Sunderland’s key to condoms, chlamydia testing and sex advice

Launch of the C-Card

Launch of the C-Card

0
Have your say

CONDOMS, chlamydia testing and sexual health advice are on offer to teenagers in Sunderland through a new key fob scheme.

Fourteen to 24-year-olds can sign up for the C-Card, which has been launched by health and council chiefs, giving young people information on contraception, drugs, alcohol and other issues.

The scheme aims to help reduce teenage pregnancies and substance misuse and make help and advice easily available across the city.

When young people register for a C-Card, they get a bar-coded key fob which they can use not only to access information but also to get condoms and chlamydia testing kits from more than 50 places, including youth clubs, hospitals and medical walk-in centres.

The C-Card is a joint initiative between Sunderland City Council and NHS South of Tyne and Wear which covers Sunderland Teaching Primary Care Trust (PCT).

Pat Smith, Sunderland City Council’s portfolio holder for children and learning city, said: “The aim of the C-Card is to encourage young people to actively seek help and advice by making it more accessible through this electronic registration system.

“They will be able to access services in the kind of places they most visit and feel comfortable in, where our staff will also be on hand to help.

“This kind of new approach will allow us all, health professionals and young people, to work together and address issues such as reducing teenage pregnancies and substance abuse.”
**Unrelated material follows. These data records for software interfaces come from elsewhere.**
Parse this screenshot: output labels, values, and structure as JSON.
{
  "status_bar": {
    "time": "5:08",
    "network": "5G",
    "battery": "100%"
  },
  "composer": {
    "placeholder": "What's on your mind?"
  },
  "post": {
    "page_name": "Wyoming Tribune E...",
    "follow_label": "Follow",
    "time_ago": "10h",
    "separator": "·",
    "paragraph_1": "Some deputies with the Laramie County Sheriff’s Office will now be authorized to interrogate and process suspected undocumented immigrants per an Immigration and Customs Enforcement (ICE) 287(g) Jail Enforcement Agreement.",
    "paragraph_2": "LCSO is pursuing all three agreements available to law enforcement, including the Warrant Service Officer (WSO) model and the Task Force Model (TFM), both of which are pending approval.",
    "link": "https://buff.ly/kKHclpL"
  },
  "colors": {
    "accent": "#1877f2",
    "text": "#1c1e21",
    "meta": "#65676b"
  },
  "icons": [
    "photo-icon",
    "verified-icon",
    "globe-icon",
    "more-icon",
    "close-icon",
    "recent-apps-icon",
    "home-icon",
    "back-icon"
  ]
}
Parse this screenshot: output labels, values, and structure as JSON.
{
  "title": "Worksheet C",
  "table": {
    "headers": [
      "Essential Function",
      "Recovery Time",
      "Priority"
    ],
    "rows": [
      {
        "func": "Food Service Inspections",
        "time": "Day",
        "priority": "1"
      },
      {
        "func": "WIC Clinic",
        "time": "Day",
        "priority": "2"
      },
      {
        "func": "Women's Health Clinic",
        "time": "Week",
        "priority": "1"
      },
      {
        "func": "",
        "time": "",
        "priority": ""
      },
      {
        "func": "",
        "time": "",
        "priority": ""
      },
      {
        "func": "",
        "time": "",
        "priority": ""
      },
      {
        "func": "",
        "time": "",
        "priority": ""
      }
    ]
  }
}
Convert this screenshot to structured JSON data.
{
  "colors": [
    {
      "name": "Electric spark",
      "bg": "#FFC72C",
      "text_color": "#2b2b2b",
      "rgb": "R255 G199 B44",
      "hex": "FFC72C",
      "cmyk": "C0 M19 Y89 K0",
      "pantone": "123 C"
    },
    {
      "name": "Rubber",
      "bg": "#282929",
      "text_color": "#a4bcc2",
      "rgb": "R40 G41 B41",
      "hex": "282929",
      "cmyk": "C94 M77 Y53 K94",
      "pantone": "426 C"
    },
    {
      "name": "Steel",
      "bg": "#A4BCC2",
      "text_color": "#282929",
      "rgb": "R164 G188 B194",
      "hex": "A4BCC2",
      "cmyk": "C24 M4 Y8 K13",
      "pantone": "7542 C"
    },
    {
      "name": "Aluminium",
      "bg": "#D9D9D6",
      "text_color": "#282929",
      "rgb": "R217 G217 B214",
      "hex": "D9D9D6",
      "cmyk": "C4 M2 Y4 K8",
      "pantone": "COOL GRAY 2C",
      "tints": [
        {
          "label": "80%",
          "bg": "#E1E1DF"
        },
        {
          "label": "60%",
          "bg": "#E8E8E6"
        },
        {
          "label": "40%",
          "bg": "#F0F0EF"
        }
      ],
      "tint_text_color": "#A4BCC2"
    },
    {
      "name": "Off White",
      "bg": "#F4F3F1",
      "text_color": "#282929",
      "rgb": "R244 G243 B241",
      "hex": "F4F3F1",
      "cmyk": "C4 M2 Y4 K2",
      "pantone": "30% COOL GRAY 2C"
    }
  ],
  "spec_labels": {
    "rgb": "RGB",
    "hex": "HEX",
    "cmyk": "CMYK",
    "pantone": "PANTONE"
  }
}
Nonnie Crawford, director of public health, Sunderland City Council and Sunderland Teaching PCT, said: “We want young people to have accurate information and feel comfortable accessing sexual health services.

“The C-Card scheme provides young people with easy access to professional advice and support, and if it’s appropriate, contraception, so that when they are ready to have sex, they do safely using a reliable method of contraception that protects them from sexually- transmitted infections as well as an unwanted pregnancy.”

Twitter: @SunEchoSchools